>>>>>

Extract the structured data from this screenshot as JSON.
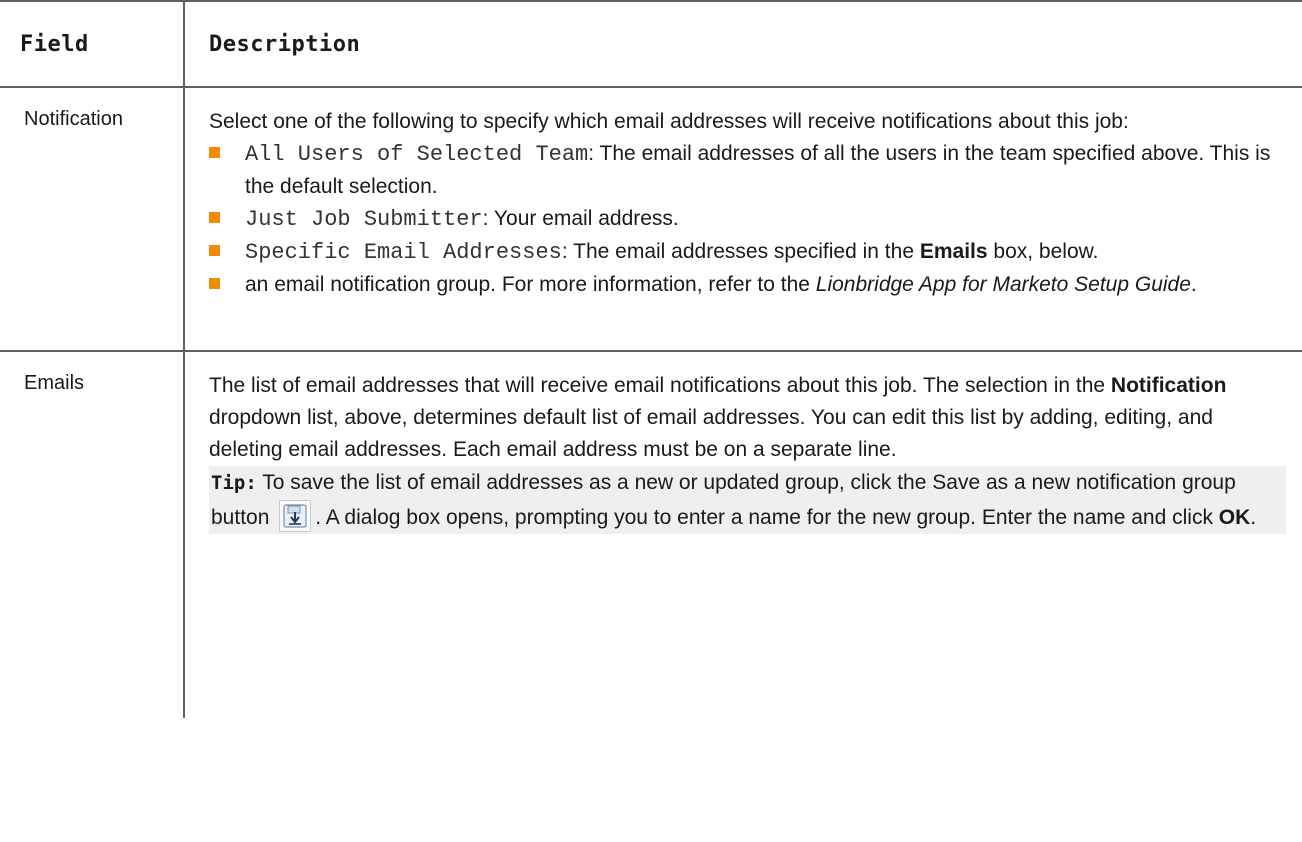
{
  "header": {
    "field": "Field",
    "description": "Description"
  },
  "rows": [
    {
      "field": "Notification",
      "intro": "Select one of the following to specify which email addresses will receive notifications about this job:",
      "options": [
        {
          "code": "All Users of Selected Team",
          "text": ": The email addresses of all the users in the team specified above. This is the default selection."
        },
        {
          "code": "Just Job Submitter",
          "text": ": Your email address."
        },
        {
          "code": "Specific Email Addresses",
          "text_before": ": The email addresses specified in the ",
          "bold": "Emails",
          "text_after": " box, below."
        }
      ],
      "group_option": {
        "text_before": "an email notification group. For more information, refer to the ",
        "italic": "Lionbridge App for Marketo Setup Guide",
        "text_after": "."
      }
    },
    {
      "field": "Emails",
      "para_before": "The list of email addresses that will receive email notifications about this job. The selection in the ",
      "para_bold": "Notification",
      "para_after": " dropdown list, above, determines default list of email addresses. You can edit this list by adding, editing, and deleting email addresses. Each email address must be on a separate line.",
      "tip": {
        "label": "Tip:",
        "text_before": " To save the list of email addresses as a new or updated group, click the Save as a new notification group button ",
        "icon": "save-notification-group-icon",
        "text_middle": ". A dialog box opens, prompting you to enter a name for the new group. Enter the name and click ",
        "bold": "OK",
        "text_after": "."
      }
    }
  ],
  "colors": {
    "bullet": "#f08c00",
    "border": "#606060",
    "tip_background": "#efefef"
  }
}
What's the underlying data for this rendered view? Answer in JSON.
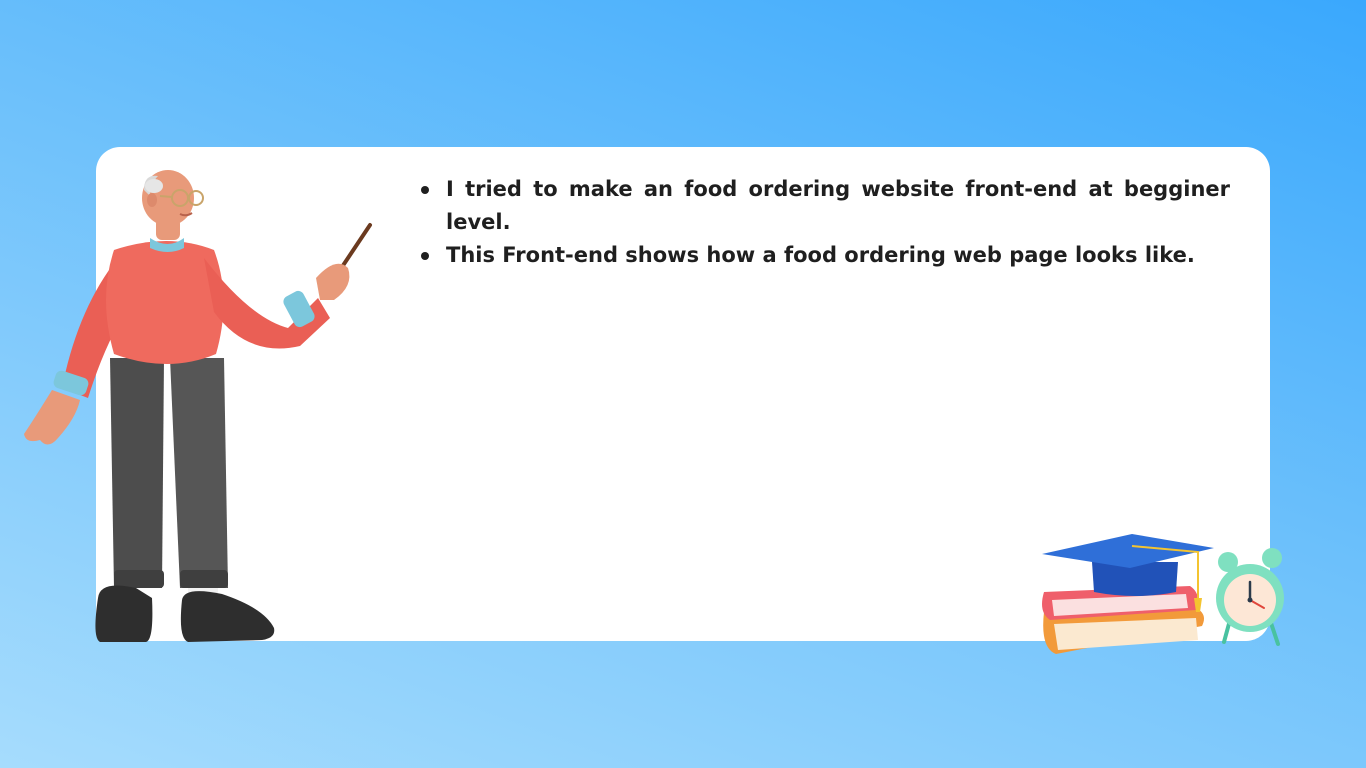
{
  "slide": {
    "bullets": [
      "I tried to make an food ordering website front-end at begginer level.",
      "This Front-end shows how a food ordering web page looks like."
    ]
  },
  "illustrations": {
    "presenter": "teacher-with-pointer-icon",
    "decoration": "graduation-books-clock-icon"
  },
  "colors": {
    "background_top": "#3aa8fd",
    "background_bottom": "#a6dcfd",
    "card": "#ffffff",
    "text": "#1f1f1f",
    "sweater": "#ef6a5e",
    "trousers": "#4a4a4a",
    "cap": "#2f6fd8",
    "clock": "#7fe0c0"
  }
}
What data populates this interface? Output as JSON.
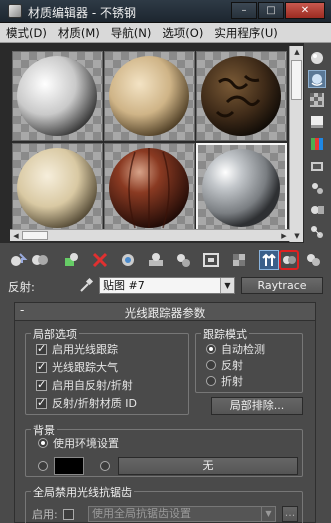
{
  "window": {
    "title": "材质编辑器 - 不锈钢",
    "minimize": "–",
    "restore": "□",
    "close": "✕"
  },
  "menu": [
    "模式(D)",
    "材质(M)",
    "导航(N)",
    "选项(O)",
    "实用程序(U)"
  ],
  "slots": [
    {
      "name": "slot-1",
      "material": "white-matte"
    },
    {
      "name": "slot-2",
      "material": "beige-plaster"
    },
    {
      "name": "slot-3",
      "material": "dark-pattern"
    },
    {
      "name": "slot-4",
      "material": "cream-stone"
    },
    {
      "name": "slot-5",
      "material": "red-wood"
    },
    {
      "name": "slot-6",
      "material": "chrome",
      "selected": true
    }
  ],
  "reflect": {
    "label": "反射:",
    "map": "贴图 #7",
    "map_type": "Raytrace"
  },
  "rollout": {
    "sign": "-",
    "title": "光线跟踪器参数",
    "local_options": {
      "title": "局部选项",
      "items": [
        {
          "label": "启用光线跟踪",
          "checked": true
        },
        {
          "label": "光线跟踪大气",
          "checked": true
        },
        {
          "label": "启用自反射/折射",
          "checked": true
        },
        {
          "label": "反射/折射材质 ID",
          "checked": true
        }
      ]
    },
    "trace_mode": {
      "title": "跟踪模式",
      "options": [
        "自动检测",
        "反射",
        "折射"
      ],
      "selected": 0
    },
    "local_exclude_button": "局部排除...",
    "background": {
      "title": "背景",
      "use_env": "使用环境设置",
      "none_label": "无"
    },
    "aa": {
      "title": "全局禁用光线抗锯齿",
      "enable_label": "启用:",
      "select_value": "使用全局抗锯齿设置",
      "more_button": "..."
    }
  },
  "colors": {
    "accent": "#3a5f8a",
    "highlight_box": "#e02020"
  }
}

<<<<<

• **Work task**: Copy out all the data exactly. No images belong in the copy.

• **Solution**:
Extract the structured data from this screenshot as JSON.
{
  "header": {
    "field": "Field",
    "description": "Description"
  },
  "rows": [
    {
      "field": "Notification",
      "intro": "Select one of the following to specify which email addresses will receive notifications about this job:",
      "options": [
        {
          "code": "All Users of Selected Team",
          "text": ": The email addresses of all the users in the team specified above. This is the default selection."
        },
        {
          "code": "Just Job Submitter",
          "text": ": Your email address."
        },
        {
          "code": "Specific Email Addresses",
          "text_before": ": The email addresses specified in the ",
          "bold": "Emails",
          "text_after": " box, below."
        }
      ],
      "group_option": {
        "text_before": "an email notification group. For more information, refer to the ",
        "italic": "Lionbridge App for Marketo Setup Guide",
        "text_after": "."
      }
    },
    {
      "field": "Emails",
      "para_before": "The list of email addresses that will receive email notifications about this job. The selection in the ",
      "para_bold": "Notification",
      "para_after": " dropdown list, above, determines default list of email addresses. You can edit this list by adding, editing, and deleting email addresses. Each email address must be on a separate line.",
      "tip": {
        "label": "Tip:",
        "text_before": " To save the list of email addresses as a new or updated group, click the Save as a new notification group button ",
        "icon": "save-notification-group-icon",
        "text_middle": ". A dialog box opens, prompting you to enter a name for the new group. Enter the name and click ",
        "bold": "OK",
        "text_after": "."
      }
    }
  ],
  "colors": {
    "bullet": "#f08c00",
    "border": "#606060",
    "tip_background": "#efefef"
  }
}
What's the underlying data for this rendered view? Answer in JSON.
{
  "slide": {
    "bullets": [
      "I tried to make an food ordering website front-end at begginer level.",
      "This Front-end shows how a food ordering web page looks like."
    ]
  },
  "illustrations": {
    "presenter": "teacher-with-pointer-icon",
    "decoration": "graduation-books-clock-icon"
  },
  "colors": {
    "background_top": "#3aa8fd",
    "background_bottom": "#a6dcfd",
    "card": "#ffffff",
    "text": "#1f1f1f",
    "sweater": "#ef6a5e",
    "trousers": "#4a4a4a",
    "cap": "#2f6fd8",
    "clock": "#7fe0c0"
  }
}
What data populates this interface? Output as JSON.
{
  "window": {
    "title": "材质编辑器 - 不锈钢",
    "minimize": "–",
    "restore": "□",
    "close": "✕"
  },
  "menu": [
    "模式(D)",
    "材质(M)",
    "导航(N)",
    "选项(O)",
    "实用程序(U)"
  ],
  "slots": [
    {
      "name": "slot-1",
      "material": "white-matte"
    },
    {
      "name": "slot-2",
      "material": "beige-plaster"
    },
    {
      "name": "slot-3",
      "material": "dark-pattern"
    },
    {
      "name": "slot-4",
      "material": "cream-stone"
    },
    {
      "name": "slot-5",
      "material": "red-wood"
    },
    {
      "name": "slot-6",
      "material": "chrome",
      "selected": true
    }
  ],
  "reflect": {
    "label": "反射:",
    "map": "贴图 #7",
    "map_type": "Raytrace"
  },
  "rollout": {
    "sign": "-",
    "title": "光线跟踪器参数",
    "local_options": {
      "title": "局部选项",
      "items": [
        {
          "label": "启用光线跟踪",
          "checked": true
        },
        {
          "label": "光线跟踪大气",
          "checked": true
        },
        {
          "label": "启用自反射/折射",
          "checked": true
        },
        {
          "label": "反射/折射材质 ID",
          "checked": true
        }
      ]
    },
    "trace_mode": {
      "title": "跟踪模式",
      "options": [
        "自动检测",
        "反射",
        "折射"
      ],
      "selected": 0
    },
    "local_exclude_button": "局部排除...",
    "background": {
      "title": "背景",
      "use_env": "使用环境设置",
      "none_label": "无"
    },
    "aa": {
      "title": "全局禁用光线抗锯齿",
      "enable_label": "启用:",
      "select_value": "使用全局抗锯齿设置",
      "more_button": "..."
    }
  },
  "colors": {
    "accent": "#3a5f8a",
    "highlight_box": "#e02020"
  }
}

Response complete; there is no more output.